Web page and app entries
———

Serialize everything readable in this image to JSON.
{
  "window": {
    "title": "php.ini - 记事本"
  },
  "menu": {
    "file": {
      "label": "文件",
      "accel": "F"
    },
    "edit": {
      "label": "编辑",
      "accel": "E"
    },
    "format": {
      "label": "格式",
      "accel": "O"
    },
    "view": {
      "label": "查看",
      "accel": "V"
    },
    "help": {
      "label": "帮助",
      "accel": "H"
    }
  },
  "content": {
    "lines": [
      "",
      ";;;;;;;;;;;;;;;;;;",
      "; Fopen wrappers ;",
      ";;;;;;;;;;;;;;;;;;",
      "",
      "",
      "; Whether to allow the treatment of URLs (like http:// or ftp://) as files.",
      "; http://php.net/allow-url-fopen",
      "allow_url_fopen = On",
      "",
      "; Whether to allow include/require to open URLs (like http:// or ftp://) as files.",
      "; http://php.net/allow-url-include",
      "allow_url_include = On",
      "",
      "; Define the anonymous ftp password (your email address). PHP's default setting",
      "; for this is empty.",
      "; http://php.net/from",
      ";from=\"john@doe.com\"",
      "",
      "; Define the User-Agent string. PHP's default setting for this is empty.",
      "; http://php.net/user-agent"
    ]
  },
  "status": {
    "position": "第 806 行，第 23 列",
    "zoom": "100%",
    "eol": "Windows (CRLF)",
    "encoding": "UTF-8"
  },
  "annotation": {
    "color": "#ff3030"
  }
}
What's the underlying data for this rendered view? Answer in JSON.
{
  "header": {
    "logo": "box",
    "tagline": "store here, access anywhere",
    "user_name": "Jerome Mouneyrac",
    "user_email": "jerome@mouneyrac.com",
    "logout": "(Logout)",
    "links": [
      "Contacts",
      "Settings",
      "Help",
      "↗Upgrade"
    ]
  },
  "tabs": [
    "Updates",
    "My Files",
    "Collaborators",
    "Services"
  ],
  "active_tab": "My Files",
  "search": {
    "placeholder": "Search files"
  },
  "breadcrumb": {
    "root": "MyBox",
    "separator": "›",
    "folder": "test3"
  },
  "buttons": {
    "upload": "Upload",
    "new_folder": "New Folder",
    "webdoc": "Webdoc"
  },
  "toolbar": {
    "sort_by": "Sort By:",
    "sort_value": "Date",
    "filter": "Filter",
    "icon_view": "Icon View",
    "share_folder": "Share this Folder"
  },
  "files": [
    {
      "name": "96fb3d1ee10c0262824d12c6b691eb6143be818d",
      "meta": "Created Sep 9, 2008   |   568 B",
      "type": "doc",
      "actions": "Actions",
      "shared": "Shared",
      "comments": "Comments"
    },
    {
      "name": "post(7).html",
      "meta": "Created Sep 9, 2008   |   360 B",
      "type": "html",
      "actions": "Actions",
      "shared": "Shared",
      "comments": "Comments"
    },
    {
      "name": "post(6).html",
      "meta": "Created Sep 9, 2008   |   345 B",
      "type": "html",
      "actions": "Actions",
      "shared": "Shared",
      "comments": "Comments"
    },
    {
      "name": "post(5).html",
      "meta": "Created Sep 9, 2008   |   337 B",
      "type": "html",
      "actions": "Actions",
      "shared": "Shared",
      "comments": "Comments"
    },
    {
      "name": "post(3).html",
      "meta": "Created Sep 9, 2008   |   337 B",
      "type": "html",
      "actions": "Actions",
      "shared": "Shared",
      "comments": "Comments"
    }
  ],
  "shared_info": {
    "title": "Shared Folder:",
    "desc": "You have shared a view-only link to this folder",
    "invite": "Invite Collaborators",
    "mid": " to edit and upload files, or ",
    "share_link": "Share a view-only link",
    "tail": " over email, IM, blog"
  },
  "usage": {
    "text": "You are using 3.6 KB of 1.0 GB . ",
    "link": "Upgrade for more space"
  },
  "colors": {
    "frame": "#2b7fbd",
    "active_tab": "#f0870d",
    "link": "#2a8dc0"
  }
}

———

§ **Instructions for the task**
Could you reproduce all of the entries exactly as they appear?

§ **Result below**
Serialize everything readable in this image to JSON.
{
  "window": {
    "title": "php.ini - 记事本"
  },
  "menu": {
    "file": {
      "label": "文件",
      "accel": "F"
    },
    "edit": {
      "label": "编辑",
      "accel": "E"
    },
    "format": {
      "label": "格式",
      "accel": "O"
    },
    "view": {
      "label": "查看",
      "accel": "V"
    },
    "help": {
      "label": "帮助",
      "accel": "H"
    }
  },
  "content": {
    "lines": [
      "",
      ";;;;;;;;;;;;;;;;;;",
      "; Fopen wrappers ;",
      ";;;;;;;;;;;;;;;;;;",
      "",
      "",
      "; Whether to allow the treatment of URLs (like http:// or ftp://) as files.",
      "; http://php.net/allow-url-fopen",
      "allow_url_fopen = On",
      "",
      "; Whether to allow include/require to open URLs (like http:// or ftp://) as files.",
      "; http://php.net/allow-url-include",
      "allow_url_include = On",
      "",
      "; Define the anonymous ftp password (your email address). PHP's default setting",
      "; for this is empty.",
      "; http://php.net/from",
      ";from=\"john@doe.com\"",
      "",
      "; Define the User-Agent string. PHP's default setting for this is empty.",
      "; http://php.net/user-agent"
    ]
  },
  "status": {
    "position": "第 806 行，第 23 列",
    "zoom": "100%",
    "eol": "Windows (CRLF)",
    "encoding": "UTF-8"
  },
  "annotation": {
    "color": "#ff3030"
  }
}
What's the underlying data for this rendered view? Answer in JSON.
{
  "header": {
    "logo": "box",
    "tagline": "store here, access anywhere",
    "user_name": "Jerome Mouneyrac",
    "user_email": "jerome@mouneyrac.com",
    "logout": "(Logout)",
    "links": [
      "Contacts",
      "Settings",
      "Help",
      "↗Upgrade"
    ]
  },
  "tabs": [
    "Updates",
    "My Files",
    "Collaborators",
    "Services"
  ],
  "active_tab": "My Files",
  "search": {
    "placeholder": "Search files"
  },
  "breadcrumb": {
    "root": "MyBox",
    "separator": "›",
    "folder": "test3"
  },
  "buttons": {
    "upload": "Upload",
    "new_folder": "New Folder",
    "webdoc": "Webdoc"
  },
  "toolbar": {
    "sort_by": "Sort By:",
    "sort_value": "Date",
    "filter": "Filter",
    "icon_view": "Icon View",
    "share_folder": "Share this Folder"
  },
  "files": [
    {
      "name": "96fb3d1ee10c0262824d12c6b691eb6143be818d",
      "meta": "Created Sep 9, 2008   |   568 B",
      "type": "doc",
      "actions": "Actions",
      "shared": "Shared",
      "comments": "Comments"
    },
    {
      "name": "post(7).html",
      "meta": "Created Sep 9, 2008   |   360 B",
      "type": "html",
      "actions": "Actions",
      "shared": "Shared",
      "comments": "Comments"
    },
    {
      "name": "post(6).html",
      "meta": "Created Sep 9, 2008   |   345 B",
      "type": "html",
      "actions": "Actions",
      "shared": "Shared",
      "comments": "Comments"
    },
    {
      "name": "post(5).html",
      "meta": "Created Sep 9, 2008   |   337 B",
      "type": "html",
      "actions": "Actions",
      "shared": "Shared",
      "comments": "Comments"
    },
    {
      "name": "post(3).html",
      "meta": "Created Sep 9, 2008   |   337 B",
      "type": "html",
      "actions": "Actions",
      "shared": "Shared",
      "comments": "Comments"
    }
  ],
  "shared_info": {
    "title": "Shared Folder:",
    "desc": "You have shared a view-only link to this folder",
    "invite": "Invite Collaborators",
    "mid": " to edit and upload files, or ",
    "share_link": "Share a view-only link",
    "tail": " over email, IM, blog"
  },
  "usage": {
    "text": "You are using 3.6 KB of 1.0 GB . ",
    "link": "Upgrade for more space"
  },
  "colors": {
    "frame": "#2b7fbd",
    "active_tab": "#f0870d",
    "link": "#2a8dc0"
  }
}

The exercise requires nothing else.